Feminists United (FU), Haverford’s student-run group that supports and addresses feminist ideals through political action, emailed a survey November 30th to all students about sexual misconduct on campus.
The survey was the first component of FU’s “Fucked Up” Series, a project that aims to question assumptions about safety and inclusion in the Haverford community while fostering conversation about how individuals can work to end rape culture.
According to the email, the survey, which consisted of one open response question, was created to provide students a safe space to “recount any experiences on campus in which they experienced sexual misconduct or sexual assault or felt that their boundaries were violated.”
As of Sunday night, 50 students had taken the survey.
The results of the survey were to be used “to confront the student body about its false view of Haverford’s community as a safe space for all and foster a conversation about how we can continue to improve our community,” according to the email.
When asked what prompted the creation of the survey, Kaylynn Mayo ‘17, one of the leaders of FU, said that it was not one, but rather several events.
“Many people on this campus have had their boundaries violated and have experienced sexual violence,” Mayo added.
Several survey responses, all of which were anonymous, were posted in the Dining Center lobby on Friday. Members of FU projected the message“Fucked up shit happens here too” on the front of Founders Hall Friday night as well.
FU also began selling t-shirts last week with a middle finger on them and the words “A Message From Feminists United” written below. The shirts, however, are not related to FU’s projects related to sexual violence and boundary violation.
In order to further examine issues of sexual misconduct on Haverford’s campus, FU is hosting an open discussion Wednesday at 6 p.m. in the Founders Common Room. Mayo believes that this discussion will both clarify the intentions behind FU’s project as well as carry out its mission of standing up to sexual violence at Haverford.
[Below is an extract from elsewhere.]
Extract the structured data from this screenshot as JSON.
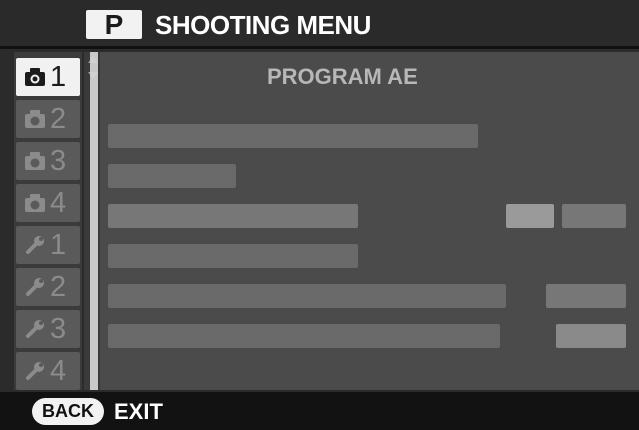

“Because Haverford is safer for many people than a lot of places in the country it is easy to fall into complacency and not actively address these issues,” said Mayo. “Although Haverford’s reported statistic of sexual assaults on campus is lower than the national average, that number is still not zero.”
More information on Wednesday’s forum can be found by clicking the image below.